RAWALPINDI: The geo-tagging of religious seminaries in Punjab has been completed by the Counter-Terrorism Department (CTD) while the process to separate hardcore elements from the fourth schedulers under the Anti-Terrorism Act (ATA) is continuing.
Under the geo-tagging, the accurate location of a building, including its latitude, longitude, name and distance are documented.
A senior police official said the geo-tagging of seminaries in Rawalpindi, Attock, Jhelum and Chakwal had been completed with the assistance of the Punjab Information Technology Board.
“Hardly there will be any madressah which has not been passed through the geo-tagging process in Punjab,” he said, adding it had become necessary because of the current security situation in the country and the use of young boys by Jihadi outfits for terrorism activities.
The official said besides collecting accurate location of the seminaries, the CTD had been collecting the details of students and teachers in addition to the eligibility and qualifications of the teachers.
“Besides, the CTD also collected data about the involvement of any student in terrorism activities in the past and what they were doing now.”
He said the CTD would prepare separate lists of hardcore elements and the fourth schedulers so that the elements involved in terrorism or sectarian violence and those who had been involved in delivering hate speeches could be separated.
He said hardcore elements were those who had been active members of any banned outfit or had been involved in sectarian violence while individuals placed on the Fourth Schedule included people having sympathies for religious outfits or involved in fundraising for them.
When contacted, Maulana Qazi Abdul Rasheed, the general secretary of Wafaqul Madaris Pakistan, however, expressed ignorance about any geo-tagging of the seminaries.
He said if the government had conducted any such exercise it did not take the administrations of seminaries into confidence. “We have no knowledge about it,” he added.
He said religious scholars had demanded the government simplify the process of registration of seminaries and instead of canceling the old registrations, which had been done under the Societies’ Act 1860, the government should clear all pending cases of registration of mosques and seminaries.

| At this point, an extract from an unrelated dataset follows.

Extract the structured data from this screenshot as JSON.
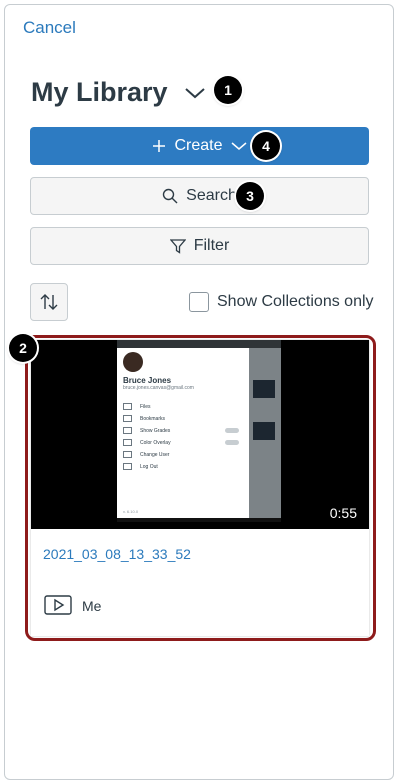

Inspector General of Police (IGP Mushtaq Ahmed Sukhera told Dawn that geo-tagging of all the seminaries had already been completed in Punjab.
“The geo-tagging of madressahs was done by the CTD which is also working on individuals placed on the watch list to separate hardcore elements from others,” the IGP said, adding the revisions of watch lists and individuals placed on the Fourth Schedule was an ongoing process.